Our Century

Shielded from the horrors

Sue Ivines,
Born 1958

Sue Ivines

"My mother was strict chapel. She wouldn't even have playing cards in the house. Although we had a television, the viewing hours were very tightly controlled.

"She wanted to protect my sister Victoria and me from the horrors of the world. She didn't believe it was right for children to see things which might disturb them or upset them.

"It's not as though we were cut off from the world. In fact my father was a technical director in heavy engineering.

"He travelled all over the world, so we knew what the world was all about.

"I remember writing a school project about the work he had been doing in Karachi. It was just that we were shielded from a lot of the news.

"You know how everyone says they remember exactly what they were doing when President Kennedy was assassinated?

"Well, I don't. And I hardly remember seeing anything on television about the war in Vietnam, either.

"You can imagine how it was coming from that sort of background into office life. On the first day I started work in Wolverhampton, they were collecting the betting slips for the bookie's. When I got home I said to my mother: 'Guess what I've been doing today . . .'

"I am sure a lot of other mothers feel the same way about some of the things happening in the news.

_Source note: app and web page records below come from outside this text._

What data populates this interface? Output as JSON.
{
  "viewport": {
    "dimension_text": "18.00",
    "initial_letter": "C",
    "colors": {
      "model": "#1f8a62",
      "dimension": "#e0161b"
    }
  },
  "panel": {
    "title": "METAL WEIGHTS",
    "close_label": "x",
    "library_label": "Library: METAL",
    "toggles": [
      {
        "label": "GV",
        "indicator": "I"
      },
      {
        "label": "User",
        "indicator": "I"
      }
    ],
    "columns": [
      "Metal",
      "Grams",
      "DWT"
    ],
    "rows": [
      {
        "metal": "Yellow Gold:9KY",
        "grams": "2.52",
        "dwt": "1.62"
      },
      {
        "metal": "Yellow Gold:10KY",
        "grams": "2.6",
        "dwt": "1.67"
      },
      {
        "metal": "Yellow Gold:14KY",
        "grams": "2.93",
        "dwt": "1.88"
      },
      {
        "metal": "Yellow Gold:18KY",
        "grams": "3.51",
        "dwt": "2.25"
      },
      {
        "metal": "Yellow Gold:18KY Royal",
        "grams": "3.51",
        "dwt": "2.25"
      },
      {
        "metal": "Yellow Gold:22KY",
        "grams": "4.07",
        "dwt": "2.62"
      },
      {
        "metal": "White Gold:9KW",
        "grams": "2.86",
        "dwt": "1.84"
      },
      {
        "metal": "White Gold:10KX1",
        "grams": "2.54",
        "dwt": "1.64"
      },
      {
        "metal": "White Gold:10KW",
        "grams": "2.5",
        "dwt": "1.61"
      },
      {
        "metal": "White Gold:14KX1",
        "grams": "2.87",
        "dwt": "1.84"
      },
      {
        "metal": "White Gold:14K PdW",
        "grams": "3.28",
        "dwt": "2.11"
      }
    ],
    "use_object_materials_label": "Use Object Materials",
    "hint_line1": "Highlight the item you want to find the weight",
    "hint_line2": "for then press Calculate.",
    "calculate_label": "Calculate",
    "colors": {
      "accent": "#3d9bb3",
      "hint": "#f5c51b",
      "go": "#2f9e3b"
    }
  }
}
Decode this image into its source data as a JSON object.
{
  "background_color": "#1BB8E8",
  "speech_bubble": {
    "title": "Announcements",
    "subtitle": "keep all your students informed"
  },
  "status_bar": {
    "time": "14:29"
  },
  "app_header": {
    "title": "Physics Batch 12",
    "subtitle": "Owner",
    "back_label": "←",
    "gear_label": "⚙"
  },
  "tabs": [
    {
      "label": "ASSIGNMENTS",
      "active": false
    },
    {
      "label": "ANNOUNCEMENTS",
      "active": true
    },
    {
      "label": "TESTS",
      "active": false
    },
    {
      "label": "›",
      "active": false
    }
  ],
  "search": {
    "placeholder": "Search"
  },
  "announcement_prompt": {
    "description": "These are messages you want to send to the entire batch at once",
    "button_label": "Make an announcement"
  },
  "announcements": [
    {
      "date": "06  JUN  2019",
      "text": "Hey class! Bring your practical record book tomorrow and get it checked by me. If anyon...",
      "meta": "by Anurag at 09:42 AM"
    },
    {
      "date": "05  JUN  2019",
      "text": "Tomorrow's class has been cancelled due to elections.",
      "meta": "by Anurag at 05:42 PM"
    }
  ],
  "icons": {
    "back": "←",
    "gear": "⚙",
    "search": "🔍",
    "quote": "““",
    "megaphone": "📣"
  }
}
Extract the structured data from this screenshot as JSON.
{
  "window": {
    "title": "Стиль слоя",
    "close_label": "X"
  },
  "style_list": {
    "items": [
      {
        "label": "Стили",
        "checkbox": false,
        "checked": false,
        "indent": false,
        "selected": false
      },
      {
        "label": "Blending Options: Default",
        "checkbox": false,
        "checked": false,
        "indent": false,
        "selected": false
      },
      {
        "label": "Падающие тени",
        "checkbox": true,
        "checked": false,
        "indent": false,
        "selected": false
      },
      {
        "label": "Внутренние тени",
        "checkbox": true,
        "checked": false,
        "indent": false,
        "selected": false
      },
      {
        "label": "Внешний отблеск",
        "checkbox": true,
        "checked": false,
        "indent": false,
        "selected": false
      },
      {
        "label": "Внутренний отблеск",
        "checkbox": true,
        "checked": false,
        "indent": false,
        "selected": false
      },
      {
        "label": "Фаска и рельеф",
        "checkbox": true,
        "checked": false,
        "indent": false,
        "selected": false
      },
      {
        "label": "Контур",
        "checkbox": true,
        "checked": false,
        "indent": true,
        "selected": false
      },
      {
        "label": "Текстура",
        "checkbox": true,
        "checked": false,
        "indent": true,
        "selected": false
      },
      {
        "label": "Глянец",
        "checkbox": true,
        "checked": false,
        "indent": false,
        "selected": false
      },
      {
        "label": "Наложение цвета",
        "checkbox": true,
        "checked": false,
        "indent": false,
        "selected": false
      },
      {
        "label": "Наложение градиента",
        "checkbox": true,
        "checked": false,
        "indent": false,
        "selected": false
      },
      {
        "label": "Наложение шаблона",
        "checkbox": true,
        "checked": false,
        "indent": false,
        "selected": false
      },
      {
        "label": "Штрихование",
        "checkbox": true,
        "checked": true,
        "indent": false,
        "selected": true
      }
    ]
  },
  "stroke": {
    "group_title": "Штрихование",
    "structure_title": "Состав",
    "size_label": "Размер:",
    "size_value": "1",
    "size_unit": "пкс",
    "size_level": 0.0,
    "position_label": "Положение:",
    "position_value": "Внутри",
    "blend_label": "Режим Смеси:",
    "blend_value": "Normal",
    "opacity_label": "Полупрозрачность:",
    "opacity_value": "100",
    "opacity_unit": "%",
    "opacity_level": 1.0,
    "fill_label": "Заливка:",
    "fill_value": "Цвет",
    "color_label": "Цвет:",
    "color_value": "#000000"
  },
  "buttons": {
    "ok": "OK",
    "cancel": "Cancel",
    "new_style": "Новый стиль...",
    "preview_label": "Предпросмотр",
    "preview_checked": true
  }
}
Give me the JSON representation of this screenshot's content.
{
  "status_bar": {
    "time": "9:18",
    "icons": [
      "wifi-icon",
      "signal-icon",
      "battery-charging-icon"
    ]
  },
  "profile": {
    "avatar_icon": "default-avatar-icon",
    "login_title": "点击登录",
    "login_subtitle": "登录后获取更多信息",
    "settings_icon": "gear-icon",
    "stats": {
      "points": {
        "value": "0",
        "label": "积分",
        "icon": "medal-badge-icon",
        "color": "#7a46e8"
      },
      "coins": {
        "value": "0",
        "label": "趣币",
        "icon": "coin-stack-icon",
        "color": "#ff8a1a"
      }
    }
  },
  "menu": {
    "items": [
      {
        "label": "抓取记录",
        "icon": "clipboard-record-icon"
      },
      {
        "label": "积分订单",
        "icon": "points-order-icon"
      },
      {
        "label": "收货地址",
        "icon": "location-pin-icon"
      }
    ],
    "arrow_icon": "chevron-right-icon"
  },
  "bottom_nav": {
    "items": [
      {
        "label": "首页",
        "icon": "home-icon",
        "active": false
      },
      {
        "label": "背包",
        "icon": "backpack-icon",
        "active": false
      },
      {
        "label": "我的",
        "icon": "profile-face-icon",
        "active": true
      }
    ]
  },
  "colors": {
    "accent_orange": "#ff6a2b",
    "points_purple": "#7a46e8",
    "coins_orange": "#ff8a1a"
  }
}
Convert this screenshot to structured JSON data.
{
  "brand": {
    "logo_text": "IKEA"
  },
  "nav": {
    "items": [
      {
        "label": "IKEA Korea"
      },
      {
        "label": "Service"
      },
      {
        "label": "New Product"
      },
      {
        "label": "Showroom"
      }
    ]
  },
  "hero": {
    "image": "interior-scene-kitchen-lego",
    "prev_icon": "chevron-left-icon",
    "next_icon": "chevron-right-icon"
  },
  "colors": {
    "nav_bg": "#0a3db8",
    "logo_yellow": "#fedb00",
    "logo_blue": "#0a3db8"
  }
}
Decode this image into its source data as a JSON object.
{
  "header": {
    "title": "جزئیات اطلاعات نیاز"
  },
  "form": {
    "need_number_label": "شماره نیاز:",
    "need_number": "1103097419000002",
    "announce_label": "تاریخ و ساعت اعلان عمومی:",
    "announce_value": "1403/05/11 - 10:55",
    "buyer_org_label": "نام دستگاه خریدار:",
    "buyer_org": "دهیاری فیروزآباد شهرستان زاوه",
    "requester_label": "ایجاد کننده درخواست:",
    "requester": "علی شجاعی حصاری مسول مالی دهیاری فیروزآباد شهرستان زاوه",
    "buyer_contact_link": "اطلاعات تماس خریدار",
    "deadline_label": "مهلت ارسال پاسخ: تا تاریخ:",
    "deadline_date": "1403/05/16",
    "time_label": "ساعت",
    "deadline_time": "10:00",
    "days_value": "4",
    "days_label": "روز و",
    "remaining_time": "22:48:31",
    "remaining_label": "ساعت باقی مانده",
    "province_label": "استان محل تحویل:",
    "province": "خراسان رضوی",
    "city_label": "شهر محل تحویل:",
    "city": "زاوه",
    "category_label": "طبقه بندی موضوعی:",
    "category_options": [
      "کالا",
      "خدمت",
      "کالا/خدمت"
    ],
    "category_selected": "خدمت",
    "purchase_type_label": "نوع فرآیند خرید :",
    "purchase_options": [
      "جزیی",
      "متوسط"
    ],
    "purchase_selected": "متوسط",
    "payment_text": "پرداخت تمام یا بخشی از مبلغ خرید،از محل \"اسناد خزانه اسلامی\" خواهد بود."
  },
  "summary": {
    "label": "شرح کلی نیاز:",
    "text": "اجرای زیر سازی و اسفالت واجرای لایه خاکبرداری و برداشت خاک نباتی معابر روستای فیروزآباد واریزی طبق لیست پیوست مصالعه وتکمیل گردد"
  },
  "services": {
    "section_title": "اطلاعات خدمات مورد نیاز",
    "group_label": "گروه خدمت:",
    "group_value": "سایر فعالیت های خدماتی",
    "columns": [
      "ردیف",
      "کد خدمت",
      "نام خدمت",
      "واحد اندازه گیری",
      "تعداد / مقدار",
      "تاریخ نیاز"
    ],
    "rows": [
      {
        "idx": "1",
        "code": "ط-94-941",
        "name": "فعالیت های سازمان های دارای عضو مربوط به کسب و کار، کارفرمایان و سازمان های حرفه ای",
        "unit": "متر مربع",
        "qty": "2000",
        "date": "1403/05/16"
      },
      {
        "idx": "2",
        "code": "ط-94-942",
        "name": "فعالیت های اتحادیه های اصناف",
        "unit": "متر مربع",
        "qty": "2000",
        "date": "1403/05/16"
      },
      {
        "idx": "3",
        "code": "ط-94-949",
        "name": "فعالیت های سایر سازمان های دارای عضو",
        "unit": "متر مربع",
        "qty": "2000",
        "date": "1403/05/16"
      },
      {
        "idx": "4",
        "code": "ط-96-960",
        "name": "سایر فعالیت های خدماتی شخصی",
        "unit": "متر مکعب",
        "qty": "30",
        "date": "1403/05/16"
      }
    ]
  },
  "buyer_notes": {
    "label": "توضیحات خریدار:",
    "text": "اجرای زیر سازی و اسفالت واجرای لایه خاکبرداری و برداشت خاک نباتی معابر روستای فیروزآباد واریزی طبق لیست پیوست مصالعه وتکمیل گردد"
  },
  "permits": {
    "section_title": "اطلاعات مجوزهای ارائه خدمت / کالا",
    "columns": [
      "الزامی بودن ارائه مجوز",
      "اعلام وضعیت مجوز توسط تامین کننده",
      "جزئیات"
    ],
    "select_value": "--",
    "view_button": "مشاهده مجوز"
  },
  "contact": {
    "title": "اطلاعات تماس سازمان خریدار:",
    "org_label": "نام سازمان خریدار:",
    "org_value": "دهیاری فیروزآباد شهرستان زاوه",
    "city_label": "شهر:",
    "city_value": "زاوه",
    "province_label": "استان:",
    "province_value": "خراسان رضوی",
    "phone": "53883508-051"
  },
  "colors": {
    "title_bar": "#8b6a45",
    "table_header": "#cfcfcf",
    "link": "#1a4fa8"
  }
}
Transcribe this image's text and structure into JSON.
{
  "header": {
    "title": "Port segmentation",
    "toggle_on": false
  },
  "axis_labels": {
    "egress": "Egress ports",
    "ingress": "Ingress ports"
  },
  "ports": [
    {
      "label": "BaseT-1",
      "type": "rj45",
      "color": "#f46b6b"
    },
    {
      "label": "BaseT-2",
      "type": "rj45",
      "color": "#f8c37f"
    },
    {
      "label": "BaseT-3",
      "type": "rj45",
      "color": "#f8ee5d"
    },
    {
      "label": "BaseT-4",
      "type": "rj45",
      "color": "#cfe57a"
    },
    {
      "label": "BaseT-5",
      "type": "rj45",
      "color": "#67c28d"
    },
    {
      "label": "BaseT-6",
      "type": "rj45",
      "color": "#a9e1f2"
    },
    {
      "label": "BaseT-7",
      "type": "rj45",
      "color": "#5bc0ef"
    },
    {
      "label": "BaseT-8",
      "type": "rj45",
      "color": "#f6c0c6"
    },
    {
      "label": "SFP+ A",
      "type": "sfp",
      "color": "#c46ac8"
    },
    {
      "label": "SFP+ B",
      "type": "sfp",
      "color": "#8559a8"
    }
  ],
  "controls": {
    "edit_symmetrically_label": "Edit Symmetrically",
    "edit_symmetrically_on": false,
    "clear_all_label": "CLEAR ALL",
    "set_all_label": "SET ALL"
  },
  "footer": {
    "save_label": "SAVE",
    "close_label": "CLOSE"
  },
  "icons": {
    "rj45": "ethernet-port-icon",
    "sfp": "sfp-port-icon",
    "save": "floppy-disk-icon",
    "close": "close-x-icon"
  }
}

"I wasn't surprised to see in 1999 that families in the United States were trying to protect their children from the details of what happened with Bill Clinton and Monica Lewinsky in the Oval Office."